Botanists were transfixed by the discovery of a ‘ghost’ orchid in Madagascar. Didymoplexis stella-silvae was named the “star of the forest” as it grows in almost complete darkness and has star-like flowers. This ethereal beauty is leafless and depends entirely on fungi for its energy. Its bright white flowers open immediately after rain before disappearing 24 hours later.
The unique orchid was one of 16 new species named last year, all from Madagascar, but unfortunately three were already thought to be extinct in the wild before being officially recorded. One, Habenaria crocodilium was first found by a crocodile enclosure and is now believed to be lost to a climate change driven flash flood.
“It really is a race against time to document the island’s incredible biodiversity before it’s lost,” says Kew researcher Johan Hermans.
4. A killer insect-trapping tobacco plant from Australia
A wild tobacco species has been reported to kill insects for the first time. It’s called Nicotiana insecticida and is one of seven new species of the plant family collected by scientists in Australia last year.
It might look pretty benign to the average passerby, but sticky glands enable it to snare and kill small insects such as gnats, aphids and flies. And its deadly nature is not diminished by distance. Seeds collected by a highway truck stop in Western Australia and cultivated back in the London glasshouses grew into killer plants too.
“The arid parts of Australia, which include most of the continent, have been thought of as almost barren with limited plant diversity, but in recent years these poorly studied areas have yielded many new and unusual species,” comments Kew scientist Professor Mark Chase.
“Nicotiana insecticida demonstrates well the adage that ‘tobacco kills’, although in this case it is insects that become ensnared on its sundew-like glandular hairs and die.”
3. Exploding firework flower threatened by palm oil plantations
Named for its resemblance to an exploding firework, this new primrose species, Ardisia pyrotechnica, was found growing up to four metres tall in the forest in Borneo.
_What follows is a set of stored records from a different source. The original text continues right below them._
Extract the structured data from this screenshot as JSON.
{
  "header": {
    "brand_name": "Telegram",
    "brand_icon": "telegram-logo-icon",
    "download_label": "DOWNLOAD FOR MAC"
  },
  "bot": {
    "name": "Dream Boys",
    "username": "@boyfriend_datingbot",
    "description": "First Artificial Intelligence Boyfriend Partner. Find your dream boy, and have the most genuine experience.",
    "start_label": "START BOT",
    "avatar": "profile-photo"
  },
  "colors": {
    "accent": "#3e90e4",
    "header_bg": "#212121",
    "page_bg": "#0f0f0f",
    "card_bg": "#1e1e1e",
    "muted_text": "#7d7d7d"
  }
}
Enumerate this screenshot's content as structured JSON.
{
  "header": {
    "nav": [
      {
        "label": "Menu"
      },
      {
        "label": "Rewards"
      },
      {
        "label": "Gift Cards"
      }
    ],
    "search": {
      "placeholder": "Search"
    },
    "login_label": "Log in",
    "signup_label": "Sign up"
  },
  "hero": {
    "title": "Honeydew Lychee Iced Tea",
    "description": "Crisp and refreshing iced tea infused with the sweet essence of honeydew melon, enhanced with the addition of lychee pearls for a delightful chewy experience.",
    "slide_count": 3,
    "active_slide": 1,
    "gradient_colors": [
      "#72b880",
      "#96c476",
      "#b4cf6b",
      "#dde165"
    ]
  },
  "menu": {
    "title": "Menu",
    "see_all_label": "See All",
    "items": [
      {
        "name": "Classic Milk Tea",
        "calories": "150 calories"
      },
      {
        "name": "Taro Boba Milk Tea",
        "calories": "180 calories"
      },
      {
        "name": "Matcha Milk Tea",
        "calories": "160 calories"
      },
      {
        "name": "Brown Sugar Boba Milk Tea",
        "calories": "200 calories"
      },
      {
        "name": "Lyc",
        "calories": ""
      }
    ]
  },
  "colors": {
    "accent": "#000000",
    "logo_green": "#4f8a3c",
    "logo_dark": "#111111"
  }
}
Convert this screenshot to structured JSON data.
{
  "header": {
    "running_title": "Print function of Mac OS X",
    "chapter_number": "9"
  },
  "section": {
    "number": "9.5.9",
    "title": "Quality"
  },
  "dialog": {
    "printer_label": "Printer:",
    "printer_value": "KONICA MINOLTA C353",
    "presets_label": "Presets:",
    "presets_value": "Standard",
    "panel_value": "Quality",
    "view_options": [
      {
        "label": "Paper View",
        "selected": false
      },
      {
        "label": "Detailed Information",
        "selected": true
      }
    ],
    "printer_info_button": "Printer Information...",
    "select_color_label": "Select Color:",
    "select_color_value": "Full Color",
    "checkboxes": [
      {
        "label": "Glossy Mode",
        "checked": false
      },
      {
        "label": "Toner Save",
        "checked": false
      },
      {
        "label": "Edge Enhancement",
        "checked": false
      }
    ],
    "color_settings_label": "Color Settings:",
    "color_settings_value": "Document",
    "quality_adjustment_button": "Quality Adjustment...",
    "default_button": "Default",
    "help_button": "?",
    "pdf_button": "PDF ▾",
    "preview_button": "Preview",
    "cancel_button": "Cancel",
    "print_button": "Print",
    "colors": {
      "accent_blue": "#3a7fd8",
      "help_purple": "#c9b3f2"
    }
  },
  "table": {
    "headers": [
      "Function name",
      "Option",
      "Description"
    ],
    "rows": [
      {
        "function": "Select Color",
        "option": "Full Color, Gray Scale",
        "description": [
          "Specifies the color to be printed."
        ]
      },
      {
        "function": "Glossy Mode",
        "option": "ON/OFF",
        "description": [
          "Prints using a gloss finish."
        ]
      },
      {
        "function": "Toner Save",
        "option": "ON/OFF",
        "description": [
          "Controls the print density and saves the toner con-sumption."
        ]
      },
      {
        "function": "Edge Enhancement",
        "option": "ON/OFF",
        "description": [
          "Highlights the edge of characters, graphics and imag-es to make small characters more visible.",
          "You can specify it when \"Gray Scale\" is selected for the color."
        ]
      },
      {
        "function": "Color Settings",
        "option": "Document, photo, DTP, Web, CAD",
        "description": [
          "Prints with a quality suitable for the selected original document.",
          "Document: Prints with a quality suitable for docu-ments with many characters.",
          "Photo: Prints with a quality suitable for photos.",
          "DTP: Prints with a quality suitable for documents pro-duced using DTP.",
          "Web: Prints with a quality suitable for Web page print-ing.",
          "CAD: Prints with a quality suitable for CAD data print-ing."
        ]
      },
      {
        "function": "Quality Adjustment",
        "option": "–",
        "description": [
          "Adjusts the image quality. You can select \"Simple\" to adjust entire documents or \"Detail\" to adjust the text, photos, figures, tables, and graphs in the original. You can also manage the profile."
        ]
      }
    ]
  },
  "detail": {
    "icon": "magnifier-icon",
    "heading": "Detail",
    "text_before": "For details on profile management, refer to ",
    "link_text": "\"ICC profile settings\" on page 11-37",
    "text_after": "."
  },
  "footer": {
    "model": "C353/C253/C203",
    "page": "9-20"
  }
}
One of the scientists who helped to name the species, Shuichiro Tagane from Kagoshima University in Japan, says “the firework forest primrose is named for the white flowers that stand out brilliantly when the plant flowers in July, and seeing the magnificent, flamboyant flowers is a real sparkling pick-me-up in the hot and humid tropical rainforest.”
Unfortunately A. pyrotechnica is already assessed as critically endangered under IUCN criteria. A handful of plants have been found growing in just two locations with palm oil plantations threatening its survival.
2. A weird and wonderful pink voodoo lily
This extremely rare species, Pseudohydrosme ebo, is restricted to a small corner of the vast and amazingly diverse Ebo Forest of Cameroon – making it a neighbour to DiCaprio’s tree.
The forest is also the ancestral home of several local communities, including the Banen people, and 75 threatened species of plant – eight of which are unique to the forest.
The voodoo lily flowers from an underground tuber when its leaves have died back, and the flower spike can reach 30cm in height. It is the only member of the genus in Cameroon, with all the other species found in Gabon.
1. A rare British fungus with teeth instead of gills
A rare tooth fungus with refined taste, Hydnellum nemorosum has been found growing in the royal grounds of Windsor Park. It was actually collected in 2008, but it took mycologists 13 years to determine that the samples were from a new species.
It is one of a tiny group of fungi that form mushrooms with teeth under their caps, in place of gills. They thrive in poor soils with low nitrogen levels and have a mutually beneficial partnership with living tree roots, swapping soil minerals for leaf sugars. Populations have declined across Europe due to habitat loss and elevated levels of nitrogen in the air, so they’re now recognised as threatened with extinction at global and national levels.